● **Raw data**:
+ + + + + + +

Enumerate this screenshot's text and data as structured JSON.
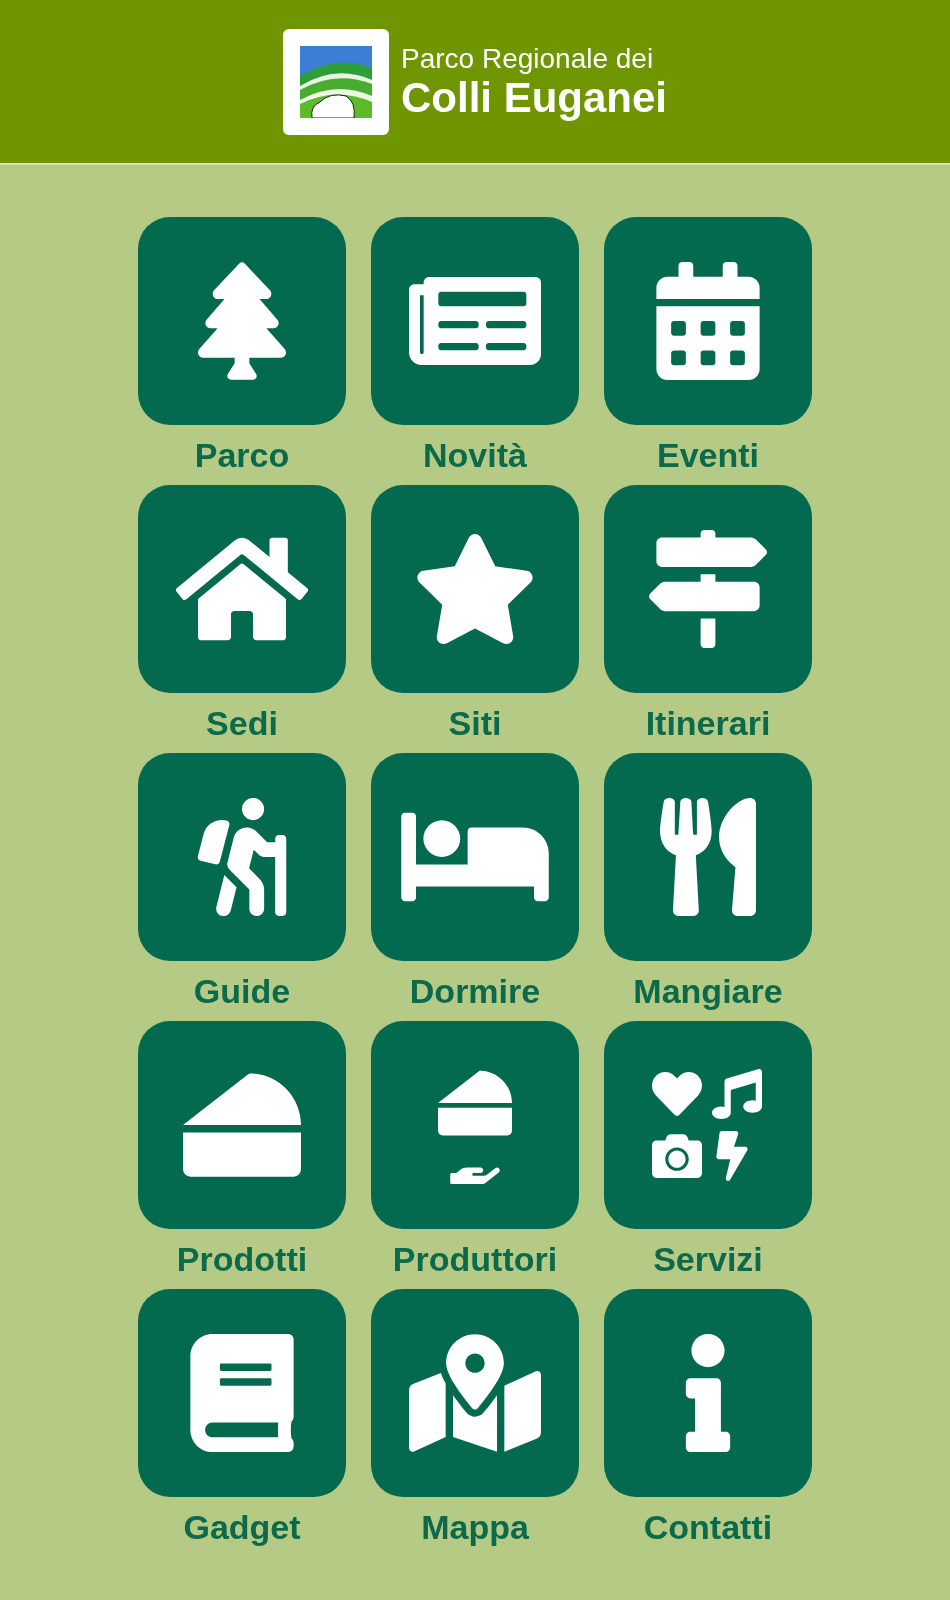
{
  "header": {
    "logo_line_1": "Parco Regionale dei",
    "logo_line_2": "Colli Euganei"
  },
  "menu": [
    {
      "kind": "tree",
      "label": "Parco"
    },
    {
      "kind": "newspaper",
      "label": "Novità"
    },
    {
      "kind": "calendar",
      "label": "Eventi"
    },
    {
      "kind": "house",
      "label": "Sedi"
    },
    {
      "kind": "star",
      "label": "Siti"
    },
    {
      "kind": "signpost",
      "label": "Itinerari"
    },
    {
      "kind": "hiker",
      "label": "Guide"
    },
    {
      "kind": "bed",
      "label": "Dormire"
    },
    {
      "kind": "cutlery",
      "label": "Mangiare"
    },
    {
      "kind": "cheese",
      "label": "Prodotti"
    },
    {
      "kind": "cheese-hand",
      "label": "Produttori"
    },
    {
      "kind": "services",
      "label": "Servizi"
    },
    {
      "kind": "book",
      "label": "Gadget"
    },
    {
      "kind": "map",
      "label": "Mappa"
    },
    {
      "kind": "info",
      "label": "Contatti"
    }
  ]
}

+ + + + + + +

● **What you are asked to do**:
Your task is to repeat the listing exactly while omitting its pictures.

● **Exercise result**:
Enumerate this screenshot's text and data as structured JSON.
{
  "header": {
    "logo_line_1": "Parco Regionale dei",
    "logo_line_2": "Colli Euganei"
  },
  "menu": [
    {
      "kind": "tree",
      "label": "Parco"
    },
    {
      "kind": "newspaper",
      "label": "Novità"
    },
    {
      "kind": "calendar",
      "label": "Eventi"
    },
    {
      "kind": "house",
      "label": "Sedi"
    },
    {
      "kind": "star",
      "label": "Siti"
    },
    {
      "kind": "signpost",
      "label": "Itinerari"
    },
    {
      "kind": "hiker",
      "label": "Guide"
    },
    {
      "kind": "bed",
      "label": "Dormire"
    },
    {
      "kind": "cutlery",
      "label": "Mangiare"
    },
    {
      "kind": "cheese",
      "label": "Prodotti"
    },
    {
      "kind": "cheese-hand",
      "label": "Produttori"
    },
    {
      "kind": "services",
      "label": "Servizi"
    },
    {
      "kind": "book",
      "label": "Gadget"
    },
    {
      "kind": "map",
      "label": "Mappa"
    },
    {
      "kind": "info",
      "label": "Contatti"
    }
  ]
}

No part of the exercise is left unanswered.